■ PROBLEM DETAILS
Everything in the records must be copied exactly except the pictures.

■ DATA TO PROCESS
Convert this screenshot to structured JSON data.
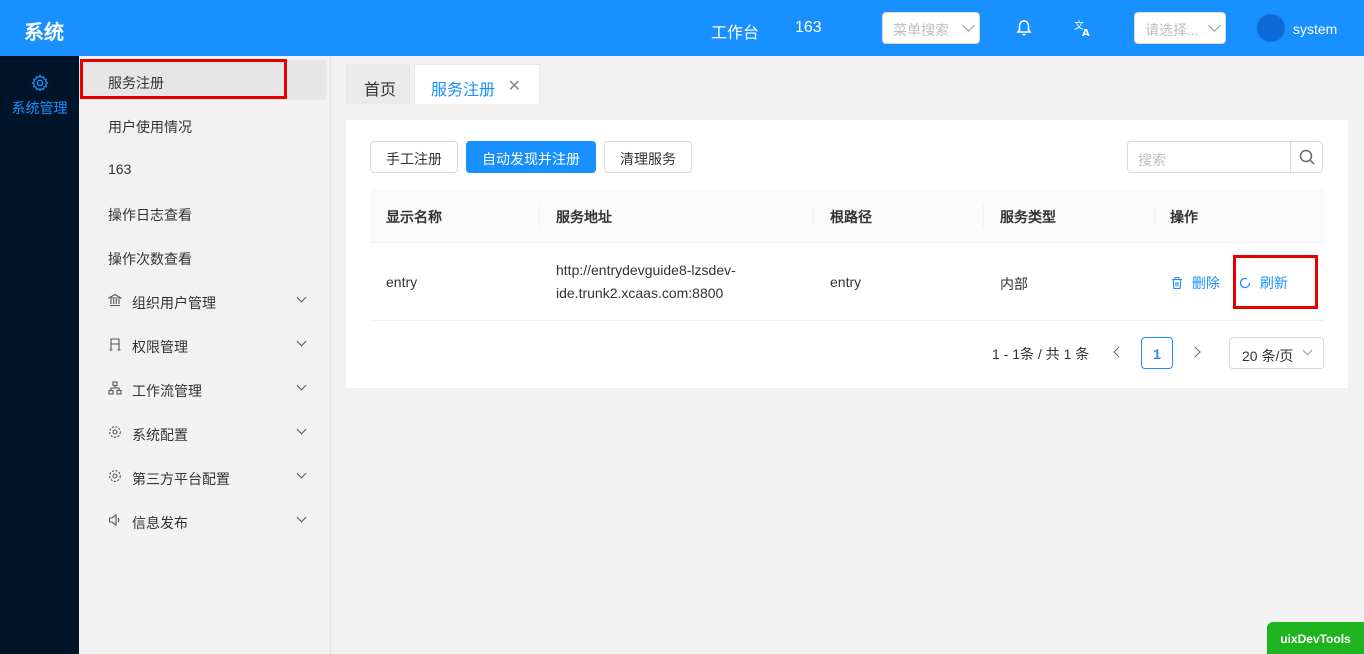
{
  "header": {
    "title": "系统",
    "workbench": "工作台",
    "count": "163",
    "menu_search_placeholder": "菜单搜索",
    "select_placeholder": "请选择...",
    "username": "system"
  },
  "rail": {
    "label": "系统管理"
  },
  "sidebar": {
    "items": [
      {
        "label": "服务注册"
      },
      {
        "label": "用户使用情况"
      },
      {
        "label": "163"
      },
      {
        "label": "操作日志查看"
      },
      {
        "label": "操作次数查看"
      },
      {
        "label": "组织用户管理"
      },
      {
        "label": "权限管理"
      },
      {
        "label": "工作流管理"
      },
      {
        "label": "系统配置"
      },
      {
        "label": "第三方平台配置"
      },
      {
        "label": "信息发布"
      }
    ]
  },
  "tabs": [
    {
      "label": "首页"
    },
    {
      "label": "服务注册"
    }
  ],
  "toolbar": {
    "manual": "手工注册",
    "auto": "自动发现并注册",
    "clean": "清理服务",
    "search_placeholder": "搜索"
  },
  "table": {
    "columns": [
      "显示名称",
      "服务地址",
      "根路径",
      "服务类型",
      "操作"
    ],
    "rows": [
      {
        "name": "entry",
        "address_line1": "http://entrydevguide8-lzsdev-",
        "address_line2": "ide.trunk2.xcaas.com:8800",
        "root": "entry",
        "type": "内部",
        "delete": "删除",
        "refresh": "刷新"
      }
    ]
  },
  "pagination": {
    "total": "1 - 1条 / 共 1 条",
    "current": "1",
    "page_size": "20 条/页"
  },
  "devtools": "uixDevTools",
  "colors": {
    "primary": "#1890ff",
    "rail": "#001529",
    "highlight": "#e60000"
  }
}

■ TASK RESPONSE
Convert this screenshot to structured JSON data.
{
  "header": {
    "title": "系统",
    "workbench": "工作台",
    "count": "163",
    "menu_search_placeholder": "菜单搜索",
    "select_placeholder": "请选择...",
    "username": "system"
  },
  "rail": {
    "label": "系统管理"
  },
  "sidebar": {
    "items": [
      {
        "label": "服务注册"
      },
      {
        "label": "用户使用情况"
      },
      {
        "label": "163"
      },
      {
        "label": "操作日志查看"
      },
      {
        "label": "操作次数查看"
      },
      {
        "label": "组织用户管理"
      },
      {
        "label": "权限管理"
      },
      {
        "label": "工作流管理"
      },
      {
        "label": "系统配置"
      },
      {
        "label": "第三方平台配置"
      },
      {
        "label": "信息发布"
      }
    ]
  },
  "tabs": [
    {
      "label": "首页"
    },
    {
      "label": "服务注册"
    }
  ],
  "toolbar": {
    "manual": "手工注册",
    "auto": "自动发现并注册",
    "clean": "清理服务",
    "search_placeholder": "搜索"
  },
  "table": {
    "columns": [
      "显示名称",
      "服务地址",
      "根路径",
      "服务类型",
      "操作"
    ],
    "rows": [
      {
        "name": "entry",
        "address_line1": "http://entrydevguide8-lzsdev-",
        "address_line2": "ide.trunk2.xcaas.com:8800",
        "root": "entry",
        "type": "内部",
        "delete": "删除",
        "refresh": "刷新"
      }
    ]
  },
  "pagination": {
    "total": "1 - 1条 / 共 1 条",
    "current": "1",
    "page_size": "20 条/页"
  },
  "devtools": "uixDevTools",
  "colors": {
    "primary": "#1890ff",
    "rail": "#001529",
    "highlight": "#e60000"
  }
}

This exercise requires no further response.